“When you travel go to La Paz,” Ana told me, “make sure, if you need help, you talk to people like us.” She did not explain further what “people like us” meant, but it was clear she meant those who were not Aymara – or at least working class Aymara. A few days later, in La Paz, I found that this advice was totally unnecessary; I found plenty of help from Aymara guides.

“There is a strong mob mentality these days in Bolivia,” Antonio said. “We might be walking down the street, and suddenly groups of people will start mocking and make comments about us, simply because of who we are. Now that the people have a person who is one of their own in power, they feel emboldened. This is not a good culture to be in. It is an aggressive culture.”

“Morales’ ideals are in the right place. In Bolivia, the indigenous people have suffered more than they have in other places, say Peru. The silver mined and stolen from Potosi -- a once prosperous city -- by the Spanish in the 16th and 17th centuries could have been used to build a bridge of silver from Bolivia to Spain! Working conditions were horrid for the indigenous people who mined the silver and many died or lost their health. Bolivia does have a terrible history of oppression. But Morales’ government is not a government that wants to reconcile. It may also be that his people are now more aggressive now that he is in power. A shift seems to have happened ever since his election.”

There were other complaints. The elections, in which Morales had won a comfortable majority, were not really free and fair. “They were clever in deciding what voters they allowed to register”. And the press was no longer free – there was intimidation from the government if a newspaper wrote something against it. An Aymara guide in La Paz, whom I became close to and who like many others, admired Morales and his policies, agreed that that the press was indeed not free anymore. For him, it was a small price for the considerable progress that had been made.

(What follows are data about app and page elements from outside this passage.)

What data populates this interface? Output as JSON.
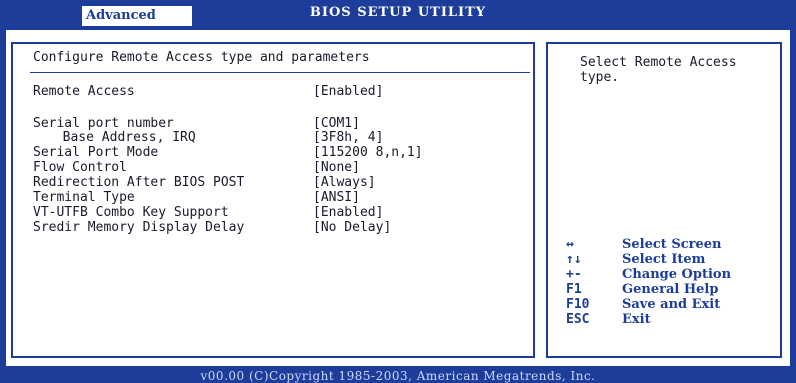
{
  "header": {
    "active_tab": "Advanced",
    "title": "BIOS SETUP UTILITY"
  },
  "main": {
    "heading": "Configure Remote Access type and parameters",
    "items": [
      {
        "label": "Remote Access",
        "value": "[Enabled]"
      },
      {
        "label": "Serial port number",
        "value": "[COM1]"
      },
      {
        "label": "  Base Address, IRQ",
        "value": "[3F8h, 4]"
      },
      {
        "label": "Serial Port Mode",
        "value": "[115200 8,n,1]"
      },
      {
        "label": "Flow Control",
        "value": "[None]"
      },
      {
        "label": "Redirection After BIOS POST",
        "value": "[Always]"
      },
      {
        "label": "Terminal Type",
        "value": "[ANSI]"
      },
      {
        "label": "VT-UTFB Combo Key Support",
        "value": "[Enabled]"
      },
      {
        "label": "Sredir Memory Display Delay",
        "value": "[No Delay]"
      }
    ]
  },
  "help": {
    "text": "Select Remote Access type.",
    "keys": [
      {
        "key": "↔",
        "desc": "Select Screen"
      },
      {
        "key": "↑↓",
        "desc": "Select Item"
      },
      {
        "key": "+-",
        "desc": "Change Option"
      },
      {
        "key": "F1",
        "desc": "General Help"
      },
      {
        "key": "F10",
        "desc": "Save and Exit"
      },
      {
        "key": "ESC",
        "desc": "Exit"
      }
    ]
  },
  "footer": {
    "text": "v00.00 (C)Copyright 1985-2003, American Megatrends, Inc."
  },
  "colors": {
    "bios_blue": "#1c3d9a",
    "panel_bg": "#ffffff",
    "text": "#1a1a2a"
  }
}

If there was one thing that Ana and Antonio admired about the Morales government, it was his commitment to work and his punctuality. “He doesn’t fool around; he and the vice-president come to work very early in the morning. No late arrivals are tolerated. Alvaro, the vice-president, is the real brain behind the administration.” Alvaro is white – and that made this compliment seem back handed, as if without somebody like Alvaro, an indigenous man couldn’t run a government.

Their political views aside, Ana and Antonio were a friendly couple. They gave me a number of places to visit in La Paz and restaurant recommendations. They said they would have invited me to their New Year celebration had they been in Bolivia; but they were going to be in Lima, still on vacation.

The train reached Poroy station at 7:30 pm. I looked for Victor, the taxi-driver who had promised to come to take me back to Cuzco in the evening. I couldn't find him in the waiting area but soon I heard his earnest and endearing voice calling me from the outside. He dropped off at the main square in Cuzco, and I began to look for a restaurant to have a hearty dinner.


Sankar said...

A different perspective of Macchu picchu indeeded. Surprised how u could recollect so much of your travel 3 years later :)

Salkantay Trek said...

Salkantay trek is the alternative to the Inca Trail to Machu Picchu was recently named among the 25 best Treks in the World, by National Geographic Adventure Travel Magazine.

traveling girl said...

the Salkantay Trek is an ancient and remote footpath located in the same region as the Inca Trail where massive snowcapped mountains collide with lush tropical rain forests.